The Value of Solar

“The greatest Value is reflected in the stable cost of solar electric power when compared to the inflationary cost of the utility power.” PV systems, over their lifetime, produce electricity at a stable price. Installed PV cost is almost entirely capital related, with very low operating and maintenance (O&M) costs. Estimated O&M falls between 0.5%-0.75% per year. And fuel costs are zero; this being the greatest advantage of PV over fossil-based fuels.

Just as insurance or certain financial investments provide a “hedge” value against undesirable future conditions, PV provides a hedge against invariable coal, nuclear and natural gas price rises.
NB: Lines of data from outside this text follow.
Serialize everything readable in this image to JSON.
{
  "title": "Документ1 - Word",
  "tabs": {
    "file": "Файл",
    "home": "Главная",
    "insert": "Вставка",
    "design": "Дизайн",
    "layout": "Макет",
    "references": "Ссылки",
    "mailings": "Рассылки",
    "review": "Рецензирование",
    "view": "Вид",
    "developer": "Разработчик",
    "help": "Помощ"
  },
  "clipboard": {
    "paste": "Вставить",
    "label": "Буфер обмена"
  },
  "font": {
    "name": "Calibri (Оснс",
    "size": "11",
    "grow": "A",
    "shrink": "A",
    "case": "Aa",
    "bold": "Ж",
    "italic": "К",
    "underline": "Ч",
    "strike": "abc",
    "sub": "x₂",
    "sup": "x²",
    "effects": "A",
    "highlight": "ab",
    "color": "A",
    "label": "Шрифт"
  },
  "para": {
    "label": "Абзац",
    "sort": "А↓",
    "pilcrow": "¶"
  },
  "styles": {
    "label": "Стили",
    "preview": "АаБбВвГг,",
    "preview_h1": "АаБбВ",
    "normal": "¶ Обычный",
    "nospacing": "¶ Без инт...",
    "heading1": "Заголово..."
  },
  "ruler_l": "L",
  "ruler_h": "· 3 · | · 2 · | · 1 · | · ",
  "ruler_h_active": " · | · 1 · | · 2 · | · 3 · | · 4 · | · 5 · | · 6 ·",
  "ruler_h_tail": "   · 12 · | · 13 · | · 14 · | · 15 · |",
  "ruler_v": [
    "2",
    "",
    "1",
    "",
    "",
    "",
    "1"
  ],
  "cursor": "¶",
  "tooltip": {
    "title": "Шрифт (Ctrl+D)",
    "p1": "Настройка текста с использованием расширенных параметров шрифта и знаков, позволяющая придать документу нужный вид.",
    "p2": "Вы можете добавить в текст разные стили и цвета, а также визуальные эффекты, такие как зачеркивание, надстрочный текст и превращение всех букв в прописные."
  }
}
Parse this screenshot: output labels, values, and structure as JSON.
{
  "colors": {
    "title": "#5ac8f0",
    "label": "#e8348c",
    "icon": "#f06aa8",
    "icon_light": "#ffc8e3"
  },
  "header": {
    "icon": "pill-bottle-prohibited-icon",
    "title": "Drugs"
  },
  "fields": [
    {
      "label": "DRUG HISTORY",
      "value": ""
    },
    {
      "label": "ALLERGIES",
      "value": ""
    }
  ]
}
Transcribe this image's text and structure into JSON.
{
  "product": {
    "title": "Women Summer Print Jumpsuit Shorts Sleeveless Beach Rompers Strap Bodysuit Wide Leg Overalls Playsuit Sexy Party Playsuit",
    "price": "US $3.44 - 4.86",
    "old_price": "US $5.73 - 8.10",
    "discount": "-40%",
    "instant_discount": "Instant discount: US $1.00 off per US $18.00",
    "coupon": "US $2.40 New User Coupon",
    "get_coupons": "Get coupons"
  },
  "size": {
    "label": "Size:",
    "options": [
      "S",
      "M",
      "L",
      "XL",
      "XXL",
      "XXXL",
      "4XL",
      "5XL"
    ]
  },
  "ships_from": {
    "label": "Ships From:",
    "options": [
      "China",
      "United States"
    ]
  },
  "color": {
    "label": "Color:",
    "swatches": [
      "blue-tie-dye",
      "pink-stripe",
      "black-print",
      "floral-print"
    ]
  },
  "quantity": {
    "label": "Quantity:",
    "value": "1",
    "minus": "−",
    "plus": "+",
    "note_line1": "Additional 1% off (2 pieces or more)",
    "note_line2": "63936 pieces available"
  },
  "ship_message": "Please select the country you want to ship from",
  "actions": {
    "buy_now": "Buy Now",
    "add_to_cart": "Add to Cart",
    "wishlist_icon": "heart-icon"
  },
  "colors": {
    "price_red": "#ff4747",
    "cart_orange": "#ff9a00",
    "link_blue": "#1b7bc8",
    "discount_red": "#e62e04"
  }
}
The primary value of solar is created by eliminating fuel price uncertainty.

If a PV installations cost can be amortized into a long-term financial note, say a mortgage, that cost will be far more affordable and predictable than paying the full cost at the time of installation, the typical method. Either way, the cost of a PV installation must be thought of as a long-term investment.

According to , investment means: “the investing of money or capital in order to gain profitable returns, as interest, income, or appreciation in value.” In the case of PV, “appreciation in value” best describes its major benefit. While the actual monetary worth of the PV equipment may not appreciate, the value is still there and will grow.

And not only does the value of the solar power reduce the utility cost to cool, heat and operate a residential or commercial building where the power is used, according to an article in the October 1999 issue of The Appraisal Journal , “… home value increases by about $20 for every $1 [of permanent] reduction in annual utility bills.” *

One huge advantage, t his value does not accumulate gradually over the life of the installation, like a homes mortgage equity growth. The value is immediate, it exists from the day the system begins to generate power. A PV system is an investment that will not only generate value in the form of ever more valuable electricity, it will immediately increase a homes resale value plus pay back it's entire cost over a period of years.

*Reprinted with permission from The Appraisal Journal (October 1999), © by the Appraisal Institute, Chicago, Illinois.

Installed Cost

A PV installations cost depends mainly on its design. A roof mounted and grid interactive system with no battery backup, and large enough to generate an average of 20 AC kW hr per day in Fort Worth, Texas, approximately 5300 DC Watts might cost between $6800.00 and $7500.00 per installed DC kilowatt. A similar system about half that size and output, 2600 DC Watts, may cost $7500.00 to $8000.00 per DC kilowatt installed.

Deciding to include battery backup capacity can increase the cost by as much as 40-50% depending on the type of batteries used and the capacity in Amp hours required. While trackers will increase the daily output per square meter of PV, the installed cost can be 40%-50% greater. And like batteries, trackers will proportionately increase the cost per kW hr of all the power generated.